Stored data
^^^^^^^^
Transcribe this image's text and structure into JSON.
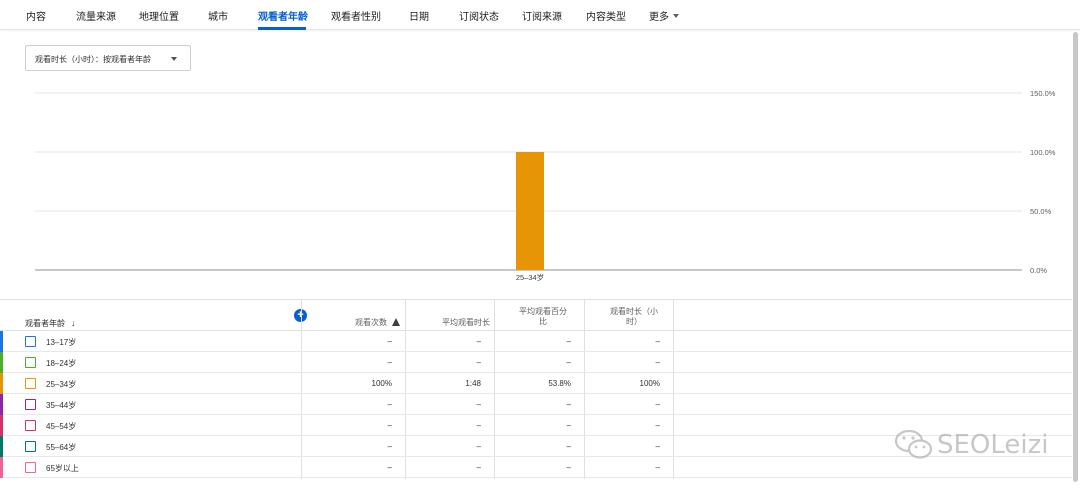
{
  "tabs": [
    {
      "label": "内容"
    },
    {
      "label": "流量来源"
    },
    {
      "label": "地理位置"
    },
    {
      "label": "城市"
    },
    {
      "label": "观看者年龄",
      "active": true
    },
    {
      "label": "观看者性别"
    },
    {
      "label": "日期"
    },
    {
      "label": "订阅状态"
    },
    {
      "label": "订阅来源"
    },
    {
      "label": "内容类型"
    },
    {
      "label": "更多"
    }
  ],
  "dropdown": {
    "label": "观看时长（小时）：按观看者年龄"
  },
  "chart_data": {
    "type": "bar",
    "categories": [
      "25–34岁"
    ],
    "values": [
      100.0
    ],
    "ylim": [
      0,
      150
    ],
    "yticks": [
      "0.0%",
      "50.0%",
      "100.0%",
      "150.0%"
    ],
    "ytick_values": [
      0,
      50,
      100,
      150
    ],
    "grid": true,
    "bar_color": "#e59506"
  },
  "table": {
    "headers": {
      "dimension": "观看者年龄",
      "views": "观看次数",
      "avg_view_duration": "平均观看时长",
      "avg_percent_line1": "平均观看百分",
      "avg_percent_line2": "比",
      "watch_time_line1": "观看时长（小",
      "watch_time_line2": "时）"
    },
    "rows": [
      {
        "label": "13–17岁",
        "color": "#1a73e8",
        "views": "–",
        "avg_duration": "–",
        "avg_percent": "–",
        "watch_time": "–"
      },
      {
        "label": "18–24岁",
        "color": "#4caf2a",
        "views": "–",
        "avg_duration": "–",
        "avg_percent": "–",
        "watch_time": "–"
      },
      {
        "label": "25–34岁",
        "color": "#e59506",
        "views": "100%",
        "avg_duration": "1:48",
        "avg_percent": "53.8%",
        "watch_time": "100%"
      },
      {
        "label": "35–44岁",
        "color": "#8e24aa",
        "views": "–",
        "avg_duration": "–",
        "avg_percent": "–",
        "watch_time": "–"
      },
      {
        "label": "45–54岁",
        "color": "#d6336c",
        "views": "–",
        "avg_duration": "–",
        "avg_percent": "–",
        "watch_time": "–"
      },
      {
        "label": "55–64岁",
        "color": "#00796b",
        "views": "–",
        "avg_duration": "–",
        "avg_percent": "–",
        "watch_time": "–"
      },
      {
        "label": "65岁以上",
        "color": "#f06292",
        "views": "–",
        "avg_duration": "–",
        "avg_percent": "–",
        "watch_time": "–"
      }
    ]
  },
  "watermark": {
    "text": "SEOLeizi"
  },
  "colors": {
    "accent": "#065fd4",
    "divider": "#e0e0e0"
  }
}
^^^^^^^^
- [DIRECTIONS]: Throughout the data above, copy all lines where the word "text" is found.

- [RESULT OF THIS TASK]:
Transcribe this image's text and structure into JSON.
    "text": "SEOLeizi"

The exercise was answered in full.